Collection entries
+===+
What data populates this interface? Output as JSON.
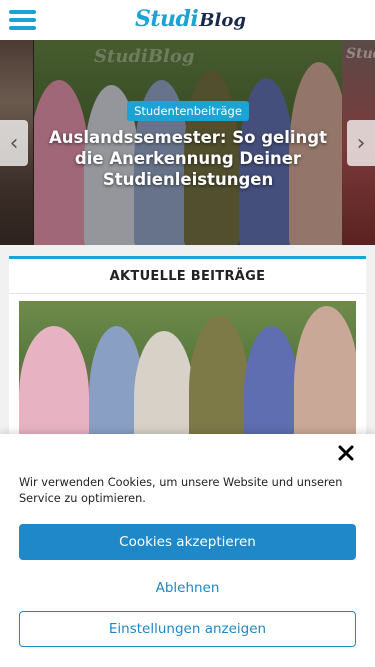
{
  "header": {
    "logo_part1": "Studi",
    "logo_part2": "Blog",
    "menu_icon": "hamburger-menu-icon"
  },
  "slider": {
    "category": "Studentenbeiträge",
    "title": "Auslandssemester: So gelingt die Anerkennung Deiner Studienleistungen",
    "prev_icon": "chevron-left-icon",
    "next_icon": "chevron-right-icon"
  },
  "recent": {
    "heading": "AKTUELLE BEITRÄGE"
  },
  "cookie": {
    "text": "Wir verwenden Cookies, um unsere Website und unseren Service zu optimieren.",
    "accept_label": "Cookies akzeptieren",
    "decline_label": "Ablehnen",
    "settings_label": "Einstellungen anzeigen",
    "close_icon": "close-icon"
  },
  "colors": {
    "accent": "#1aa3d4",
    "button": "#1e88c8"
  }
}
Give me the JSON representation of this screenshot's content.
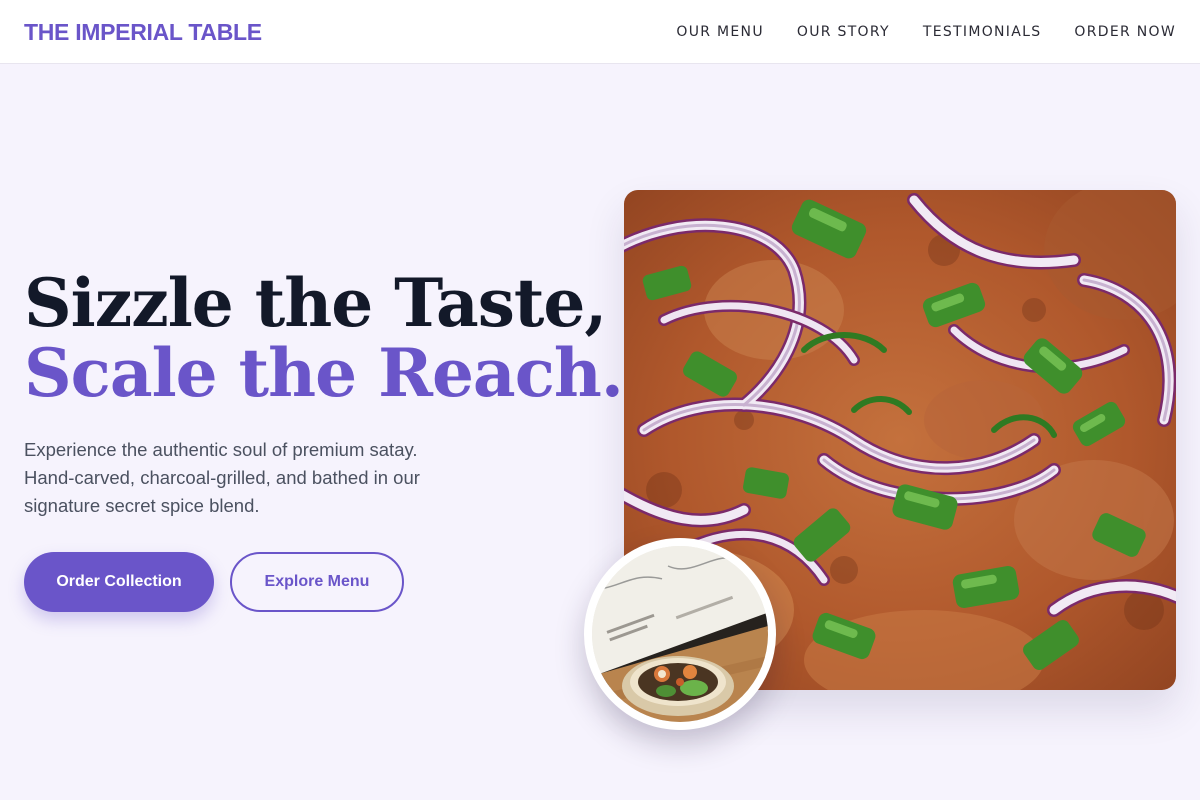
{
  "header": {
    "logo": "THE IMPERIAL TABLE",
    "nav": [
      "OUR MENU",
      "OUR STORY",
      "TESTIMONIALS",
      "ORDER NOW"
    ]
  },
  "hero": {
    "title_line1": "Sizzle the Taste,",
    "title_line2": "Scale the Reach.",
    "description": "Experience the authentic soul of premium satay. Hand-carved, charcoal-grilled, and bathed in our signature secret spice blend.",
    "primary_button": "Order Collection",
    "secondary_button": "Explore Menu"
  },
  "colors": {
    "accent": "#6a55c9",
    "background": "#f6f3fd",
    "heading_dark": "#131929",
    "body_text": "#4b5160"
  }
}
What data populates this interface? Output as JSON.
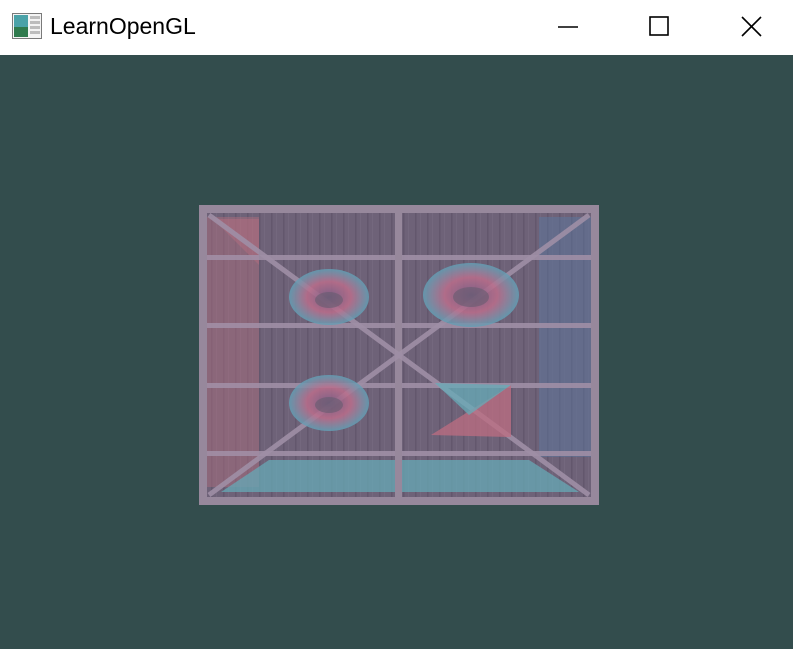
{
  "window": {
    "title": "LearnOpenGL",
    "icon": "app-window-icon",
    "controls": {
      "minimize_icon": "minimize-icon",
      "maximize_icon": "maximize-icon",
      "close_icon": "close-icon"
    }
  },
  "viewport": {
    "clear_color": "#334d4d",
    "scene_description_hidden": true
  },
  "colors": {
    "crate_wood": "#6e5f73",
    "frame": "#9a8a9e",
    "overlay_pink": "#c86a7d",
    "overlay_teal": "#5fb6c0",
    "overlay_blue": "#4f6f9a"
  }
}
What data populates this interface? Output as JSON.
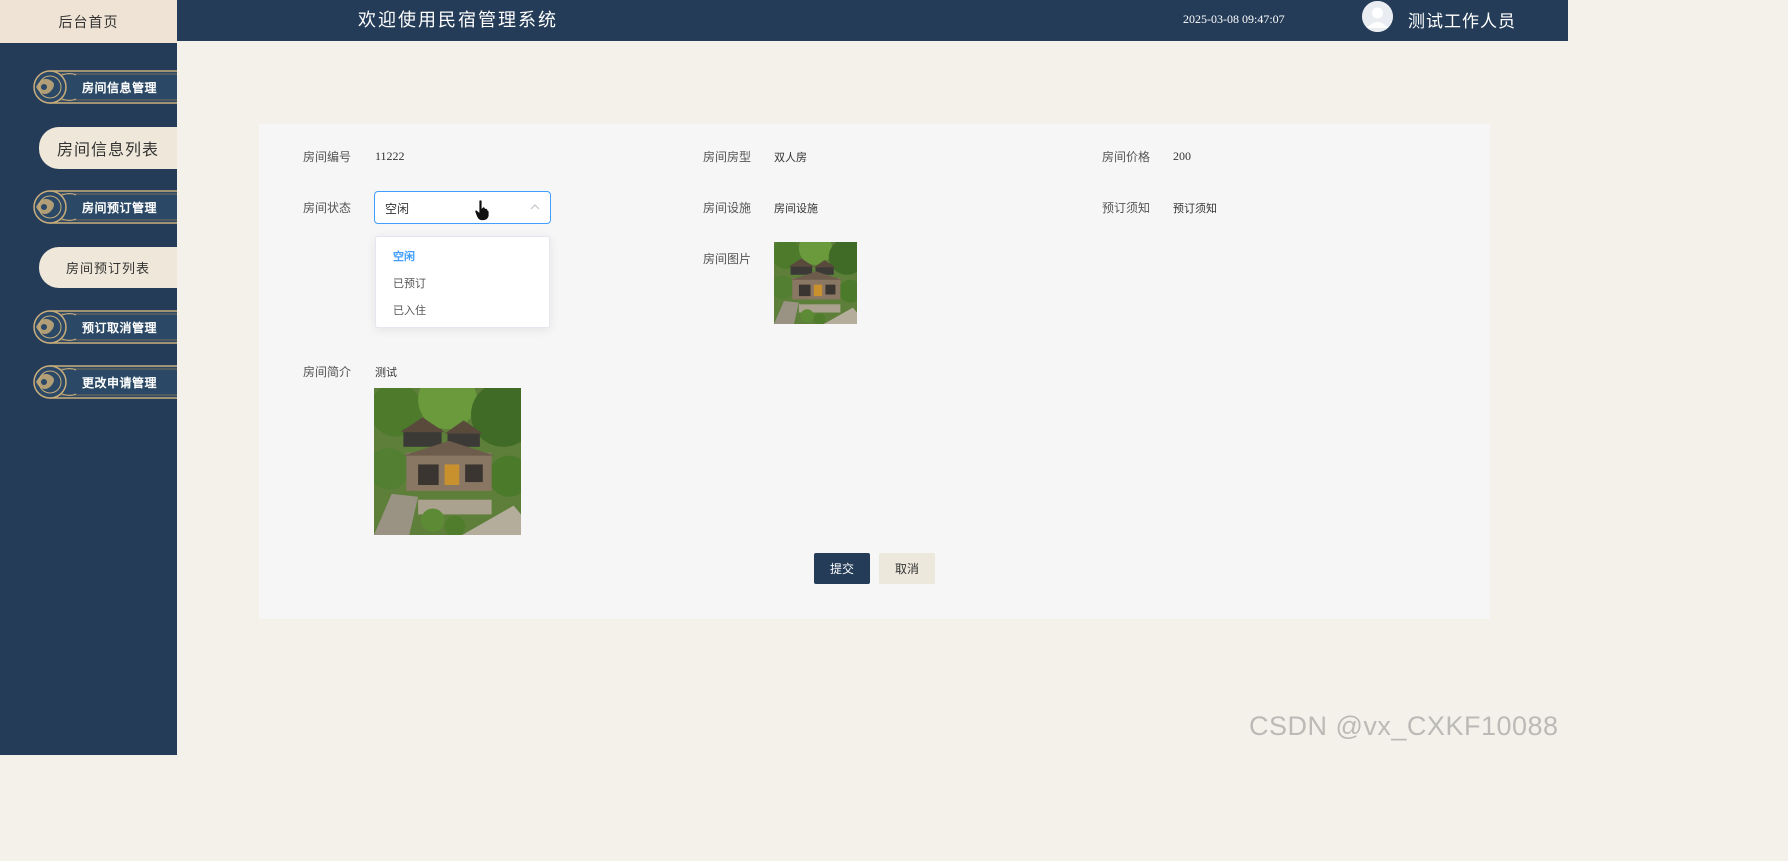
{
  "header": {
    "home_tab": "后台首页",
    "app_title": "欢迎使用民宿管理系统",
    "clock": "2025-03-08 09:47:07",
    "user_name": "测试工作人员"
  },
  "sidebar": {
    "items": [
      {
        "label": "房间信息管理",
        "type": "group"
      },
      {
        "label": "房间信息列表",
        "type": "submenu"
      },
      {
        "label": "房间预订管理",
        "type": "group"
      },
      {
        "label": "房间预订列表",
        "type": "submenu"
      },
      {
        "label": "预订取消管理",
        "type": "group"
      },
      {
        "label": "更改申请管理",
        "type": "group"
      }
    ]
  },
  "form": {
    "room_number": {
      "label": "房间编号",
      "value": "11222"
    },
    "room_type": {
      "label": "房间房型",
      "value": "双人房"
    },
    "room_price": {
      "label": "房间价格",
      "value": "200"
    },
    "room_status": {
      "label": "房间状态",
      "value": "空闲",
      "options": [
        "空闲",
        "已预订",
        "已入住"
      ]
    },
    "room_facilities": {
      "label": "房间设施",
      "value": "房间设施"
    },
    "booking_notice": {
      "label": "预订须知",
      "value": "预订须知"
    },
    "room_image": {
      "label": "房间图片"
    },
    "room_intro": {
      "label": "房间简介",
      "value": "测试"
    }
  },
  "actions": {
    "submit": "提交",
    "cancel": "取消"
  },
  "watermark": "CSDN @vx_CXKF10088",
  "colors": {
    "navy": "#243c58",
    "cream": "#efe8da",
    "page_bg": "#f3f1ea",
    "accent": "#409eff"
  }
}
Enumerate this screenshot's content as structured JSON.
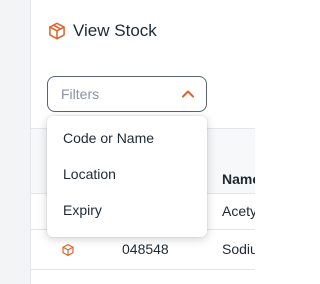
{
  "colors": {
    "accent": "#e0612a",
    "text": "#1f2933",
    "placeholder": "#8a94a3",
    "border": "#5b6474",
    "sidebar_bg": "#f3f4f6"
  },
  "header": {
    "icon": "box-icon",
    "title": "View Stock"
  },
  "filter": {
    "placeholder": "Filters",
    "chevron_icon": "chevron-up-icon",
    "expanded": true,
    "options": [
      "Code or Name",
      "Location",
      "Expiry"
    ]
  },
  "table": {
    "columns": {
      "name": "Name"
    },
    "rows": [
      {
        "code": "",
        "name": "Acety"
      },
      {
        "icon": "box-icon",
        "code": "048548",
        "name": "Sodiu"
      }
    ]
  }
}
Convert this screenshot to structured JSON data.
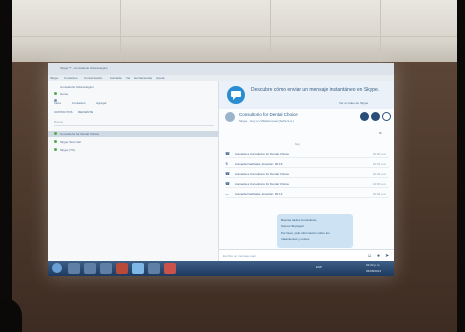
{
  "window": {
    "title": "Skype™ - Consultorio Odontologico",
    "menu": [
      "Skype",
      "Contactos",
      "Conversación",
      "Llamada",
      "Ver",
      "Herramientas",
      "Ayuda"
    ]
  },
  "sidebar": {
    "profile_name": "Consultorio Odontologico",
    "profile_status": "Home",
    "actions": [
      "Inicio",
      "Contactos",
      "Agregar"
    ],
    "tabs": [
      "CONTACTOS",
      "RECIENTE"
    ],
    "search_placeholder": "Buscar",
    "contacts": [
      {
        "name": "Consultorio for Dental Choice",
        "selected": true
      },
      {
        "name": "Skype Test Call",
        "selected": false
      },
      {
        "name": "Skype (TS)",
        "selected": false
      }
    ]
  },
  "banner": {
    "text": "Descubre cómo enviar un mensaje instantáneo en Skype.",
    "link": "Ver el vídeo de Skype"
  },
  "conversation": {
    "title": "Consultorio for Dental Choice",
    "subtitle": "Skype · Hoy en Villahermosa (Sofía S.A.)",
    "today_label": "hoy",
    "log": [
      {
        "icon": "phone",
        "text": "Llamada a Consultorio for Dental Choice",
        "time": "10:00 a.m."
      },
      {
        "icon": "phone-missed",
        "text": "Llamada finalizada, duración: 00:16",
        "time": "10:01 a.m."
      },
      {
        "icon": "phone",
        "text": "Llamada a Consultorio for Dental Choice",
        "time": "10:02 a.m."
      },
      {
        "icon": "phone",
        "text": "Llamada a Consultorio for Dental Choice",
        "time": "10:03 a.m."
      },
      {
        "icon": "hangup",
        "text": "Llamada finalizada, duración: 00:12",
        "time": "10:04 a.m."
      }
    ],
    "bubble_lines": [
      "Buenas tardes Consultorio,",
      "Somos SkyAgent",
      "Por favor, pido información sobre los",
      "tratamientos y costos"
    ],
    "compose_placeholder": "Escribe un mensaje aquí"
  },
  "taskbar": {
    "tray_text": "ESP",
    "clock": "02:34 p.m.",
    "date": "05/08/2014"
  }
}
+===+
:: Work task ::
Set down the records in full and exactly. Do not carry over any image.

:: Solved problem ::
What data populates this interface? Output as JSON.
{
  "header": {
    "logo_part1": "Studi",
    "logo_part2": "Blog",
    "menu_icon": "hamburger-menu-icon"
  },
  "slider": {
    "category": "Studentenbeiträge",
    "title": "Auslandssemester: So gelingt die Anerkennung Deiner Studienleistungen",
    "prev_icon": "chevron-left-icon",
    "next_icon": "chevron-right-icon"
  },
  "recent": {
    "heading": "AKTUELLE BEITRÄGE"
  },
  "cookie": {
    "text": "Wir verwenden Cookies, um unsere Website und unseren Service zu optimieren.",
    "accept_label": "Cookies akzeptieren",
    "decline_label": "Ablehnen",
    "settings_label": "Einstellungen anzeigen",
    "close_icon": "close-icon"
  },
  "colors": {
    "accent": "#1aa3d4",
    "button": "#1e88c8"
  }
}
Give me the JSON representation of this screenshot's content.
{
  "header": {
    "logo": "THE IMPERIAL TABLE",
    "nav": [
      "OUR MENU",
      "OUR STORY",
      "TESTIMONIALS",
      "ORDER NOW"
    ]
  },
  "hero": {
    "title_line1": "Sizzle the Taste,",
    "title_line2": "Scale the Reach.",
    "description": "Experience the authentic soul of premium satay. Hand-carved, charcoal-grilled, and bathed in our signature secret spice blend.",
    "primary_button": "Order Collection",
    "secondary_button": "Explore Menu"
  },
  "colors": {
    "accent": "#6a55c9",
    "background": "#f6f3fd",
    "heading_dark": "#131929",
    "body_text": "#4b5160"
  }
}
What data populates this interface? Output as JSON.
{
  "window": {
    "title": "LearnOpenGL",
    "icon": "app-window-icon",
    "controls": {
      "minimize_icon": "minimize-icon",
      "maximize_icon": "maximize-icon",
      "close_icon": "close-icon"
    }
  },
  "viewport": {
    "clear_color": "#334d4d",
    "scene_description_hidden": true
  },
  "colors": {
    "crate_wood": "#6e5f73",
    "frame": "#9a8a9e",
    "overlay_pink": "#c86a7d",
    "overlay_teal": "#5fb6c0",
    "overlay_blue": "#4f6f9a"
  }
}
What data populates this interface? Output as JSON.
{
  "header": {
    "home_tab": "后台首页",
    "app_title": "欢迎使用民宿管理系统",
    "clock": "2025-03-08 09:47:07",
    "user_name": "测试工作人员"
  },
  "sidebar": {
    "items": [
      {
        "label": "房间信息管理",
        "type": "group"
      },
      {
        "label": "房间信息列表",
        "type": "submenu"
      },
      {
        "label": "房间预订管理",
        "type": "group"
      },
      {
        "label": "房间预订列表",
        "type": "submenu"
      },
      {
        "label": "预订取消管理",
        "type": "group"
      },
      {
        "label": "更改申请管理",
        "type": "group"
      }
    ]
  },
  "form": {
    "room_number": {
      "label": "房间编号",
      "value": "11222"
    },
    "room_type": {
      "label": "房间房型",
      "value": "双人房"
    },
    "room_price": {
      "label": "房间价格",
      "value": "200"
    },
    "room_status": {
      "label": "房间状态",
      "value": "空闲",
      "options": [
        "空闲",
        "已预订",
        "已入住"
      ]
    },
    "room_facilities": {
      "label": "房间设施",
      "value": "房间设施"
    },
    "booking_notice": {
      "label": "预订须知",
      "value": "预订须知"
    },
    "room_image": {
      "label": "房间图片"
    },
    "room_intro": {
      "label": "房间简介",
      "value": "测试"
    }
  },
  "actions": {
    "submit": "提交",
    "cancel": "取消"
  },
  "watermark": "CSDN @vx_CXKF10088",
  "colors": {
    "navy": "#243c58",
    "cream": "#efe8da",
    "page_bg": "#f3f1ea",
    "accent": "#409eff"
  }
}
Enumerate this screenshot's content as structured JSON.
{
  "colors": {
    "accent": "#e0612a",
    "text": "#1f2933",
    "placeholder": "#8a94a3",
    "border": "#5b6474",
    "sidebar_bg": "#f3f4f6"
  },
  "header": {
    "icon": "box-icon",
    "title": "View Stock"
  },
  "filter": {
    "placeholder": "Filters",
    "chevron_icon": "chevron-up-icon",
    "expanded": true,
    "options": [
      "Code or Name",
      "Location",
      "Expiry"
    ]
  },
  "table": {
    "columns": {
      "name": "Name"
    },
    "rows": [
      {
        "code": "",
        "name": "Acety"
      },
      {
        "icon": "box-icon",
        "code": "048548",
        "name": "Sodiu"
      }
    ]
  }
}
Convert this screenshot to structured JSON data.
{
  "window": {
    "title": "Skype™ - Consultorio Odontologico",
    "menu": [
      "Skype",
      "Contactos",
      "Conversación",
      "Llamada",
      "Ver",
      "Herramientas",
      "Ayuda"
    ]
  },
  "sidebar": {
    "profile_name": "Consultorio Odontologico",
    "profile_status": "Home",
    "actions": [
      "Inicio",
      "Contactos",
      "Agregar"
    ],
    "tabs": [
      "CONTACTOS",
      "RECIENTE"
    ],
    "search_placeholder": "Buscar",
    "contacts": [
      {
        "name": "Consultorio for Dental Choice",
        "selected": true
      },
      {
        "name": "Skype Test Call",
        "selected": false
      },
      {
        "name": "Skype (TS)",
        "selected": false
      }
    ]
  },
  "banner": {
    "text": "Descubre cómo enviar un mensaje instantáneo en Skype.",
    "link": "Ver el vídeo de Skype"
  },
  "conversation": {
    "title": "Consultorio for Dental Choice",
    "subtitle": "Skype · Hoy en Villahermosa (Sofía S.A.)",
    "today_label": "hoy",
    "log": [
      {
        "icon": "phone",
        "text": "Llamada a Consultorio for Dental Choice",
        "time": "10:00 a.m."
      },
      {
        "icon": "phone-missed",
        "text": "Llamada finalizada, duración: 00:16",
        "time": "10:01 a.m."
      },
      {
        "icon": "phone",
        "text": "Llamada a Consultorio for Dental Choice",
        "time": "10:02 a.m."
      },
      {
        "icon": "phone",
        "text": "Llamada a Consultorio for Dental Choice",
        "time": "10:03 a.m."
      },
      {
        "icon": "hangup",
        "text": "Llamada finalizada, duración: 00:12",
        "time": "10:04 a.m."
      }
    ],
    "bubble_lines": [
      "Buenas tardes Consultorio,",
      "Somos SkyAgent",
      "Por favor, pido información sobre los",
      "tratamientos y costos"
    ],
    "compose_placeholder": "Escribe un mensaje aquí"
  },
  "taskbar": {
    "tray_text": "ESP",
    "clock": "02:34 p.m.",
    "date": "05/08/2014"
  }
}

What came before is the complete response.